In particular, AWS is Amazon’s workhorse. Even though AWS accounted for less than 16% of Amazon’s net sales last year, it generated $24.6 billion in operating income, compared to just $12.2 billion for every other business segment combined!

Despite having one of the largest market caps among publicly traded companies, Amazon will slot in as only the 17th most influential component of the Dow Jones Industrial Average, based on its closing price of $167.08 on Feb. 20.

A blank paper certificate for shares of a publicly traded company.

Image source: Getty Images.

Walmart gets a stock-split makeover

Amazon and Walgreens Boots Alliance switching places isn’t the only change being made to the iconic Dow come Monday, Feb. 26. Following the closing bell on Jan. 30, retail behemoth Walmart (NYSE: WMT) announced that it would be enacting a 3-for-1 stock split, which would become effective at the start of trading on Feb. 26.

A stock split allows a publicly traded company to change its share price and outstanding share count by the same factor and has no impact on the company’s market cap or operating performance. It’s a purely cosmetic change designed to either make shares more nominally affordable for everyday investors, as with a forward stock split, or increase a company’s share price to ensure that continued minimum listing requirements for major stock exchanges are met, as with a reverse stock split.

Walmart’s press release that announced its 3-for-1 split made clear that its forward stock split was put in place to ensure that employees could more easily buy whole shares of the company’s stock. “Given our growth and our plans for the future, we felt it was a good time to split the stock and encourage our associates to participate in the years to come,” said Doug McMillon, CEO and President of Walmart.

Although this stock split won’t have any impact on Walmart’s operating performance, it, along with the addition of Amazon and removal of Walgreens Boots Alliance, will cause S&P Dow Jones Indices to adjust the Dow’s divisor. In other words, what $1 in share price equals in Dow points on Friday, Feb. 23 won’t be the same come Monday, Feb. 26.

Furthermore, Walmart’s stock split will cause the company to lose substantial influence within the Dow. Despite rallying to a new all-time high following the release of its fourth-quarter operating results this week, the company is on pace to be a $58 stock after its split is conducted. It’ll move from the 17th most influential stock in the Dow to the 26th!

A new era for the ageless Dow Jones Industrial Average is right around the corner.

Should you invest $1,000 in Amazon right now?

Before you buy stock in Amazon, consider this:

The Motley Fool Stock Advisor analyst team just identified what they believe are the 10 best stocks for investors to buy now… and Amazon wasn’t one of them. The 10 stocks that made the cut could produce monster returns in the coming years.

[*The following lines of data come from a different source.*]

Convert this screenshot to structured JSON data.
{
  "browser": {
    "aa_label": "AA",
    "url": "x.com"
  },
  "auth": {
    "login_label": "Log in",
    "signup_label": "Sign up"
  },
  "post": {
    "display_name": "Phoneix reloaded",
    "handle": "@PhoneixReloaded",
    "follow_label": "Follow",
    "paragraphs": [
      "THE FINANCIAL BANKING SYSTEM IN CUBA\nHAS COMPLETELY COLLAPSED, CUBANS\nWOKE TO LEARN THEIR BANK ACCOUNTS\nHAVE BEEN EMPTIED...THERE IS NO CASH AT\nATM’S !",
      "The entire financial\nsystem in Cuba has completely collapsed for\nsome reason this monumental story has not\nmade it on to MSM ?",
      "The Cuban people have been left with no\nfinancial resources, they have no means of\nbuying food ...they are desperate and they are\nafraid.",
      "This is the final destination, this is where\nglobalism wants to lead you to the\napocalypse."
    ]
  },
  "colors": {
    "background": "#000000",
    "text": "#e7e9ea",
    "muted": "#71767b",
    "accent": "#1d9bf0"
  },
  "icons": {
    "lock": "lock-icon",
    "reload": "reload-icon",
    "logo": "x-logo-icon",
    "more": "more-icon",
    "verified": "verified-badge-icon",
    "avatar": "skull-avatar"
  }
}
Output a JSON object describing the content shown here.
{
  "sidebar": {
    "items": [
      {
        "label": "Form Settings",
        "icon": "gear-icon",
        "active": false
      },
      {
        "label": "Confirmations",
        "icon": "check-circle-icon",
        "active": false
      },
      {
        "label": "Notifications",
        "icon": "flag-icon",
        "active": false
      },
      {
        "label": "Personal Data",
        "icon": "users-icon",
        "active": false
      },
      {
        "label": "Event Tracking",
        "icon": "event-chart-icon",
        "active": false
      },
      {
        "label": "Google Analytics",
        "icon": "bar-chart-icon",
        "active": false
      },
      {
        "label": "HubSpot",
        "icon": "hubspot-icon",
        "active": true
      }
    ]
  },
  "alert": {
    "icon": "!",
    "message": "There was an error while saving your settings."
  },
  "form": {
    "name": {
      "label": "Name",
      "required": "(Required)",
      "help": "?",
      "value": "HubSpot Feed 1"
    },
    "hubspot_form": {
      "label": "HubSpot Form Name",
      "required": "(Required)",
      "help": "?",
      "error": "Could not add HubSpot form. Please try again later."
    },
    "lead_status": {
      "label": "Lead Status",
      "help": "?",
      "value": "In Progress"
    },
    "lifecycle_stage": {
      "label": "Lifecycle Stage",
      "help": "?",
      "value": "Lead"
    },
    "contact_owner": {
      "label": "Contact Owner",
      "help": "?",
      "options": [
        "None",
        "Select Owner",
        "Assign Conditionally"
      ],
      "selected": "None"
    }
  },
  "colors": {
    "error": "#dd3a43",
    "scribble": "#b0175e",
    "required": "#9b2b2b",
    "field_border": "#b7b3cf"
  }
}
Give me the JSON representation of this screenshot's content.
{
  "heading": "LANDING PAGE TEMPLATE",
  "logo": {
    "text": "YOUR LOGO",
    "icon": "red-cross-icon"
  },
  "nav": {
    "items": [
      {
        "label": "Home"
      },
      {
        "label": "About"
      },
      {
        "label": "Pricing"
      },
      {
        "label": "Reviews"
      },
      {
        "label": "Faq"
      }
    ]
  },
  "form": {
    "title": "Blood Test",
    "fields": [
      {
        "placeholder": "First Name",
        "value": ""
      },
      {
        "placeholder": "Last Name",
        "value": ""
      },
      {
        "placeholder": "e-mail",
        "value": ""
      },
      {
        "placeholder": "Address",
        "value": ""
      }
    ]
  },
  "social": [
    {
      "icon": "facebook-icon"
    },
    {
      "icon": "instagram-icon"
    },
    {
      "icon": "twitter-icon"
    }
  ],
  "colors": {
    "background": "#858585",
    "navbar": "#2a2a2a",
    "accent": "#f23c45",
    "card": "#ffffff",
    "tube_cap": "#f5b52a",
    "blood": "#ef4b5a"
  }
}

Stock Advisor provides investors with an easy-to-follow blueprint for success, including guidance on building a portfolio, regular updates from analysts, and two new stock picks each month. The Stock Advisor service has more than tripled the return of S&P 500 since 2002*.

See the 10 stocks

*Stock Advisor returns as of February 20, 2024

John Mackey, former CEO of Whole Foods Market, an Amazon subsidiary, is a member of The Motley Fool’s board of directors. Sean Williams has positions in Amazon and Walgreens Boots Alliance. The Motley Fool has positions in and recommends Amazon, S&P Global, and Walmart. The Motley Fool has a disclosure policy.

2 Ways the Dow Jones Industrial Average Will Change Forever on Monday was originally published by The Motley Fool

EMEA Tribune is not involved in this news article, it is taken from our partners and or from the News Agencies. Copyright and Credit go to the News Agencies, email [email protected] Follow our WhatsApp verified Channel210520-twitter-verified-cs-70cdee.jpg (1500×750)

Support Independent Journalism with a donation (Paypal, BTC, USDT, ETH)
whatsapp channel
Avatar
/ Published posts: 44638

The latest news from the News Agencies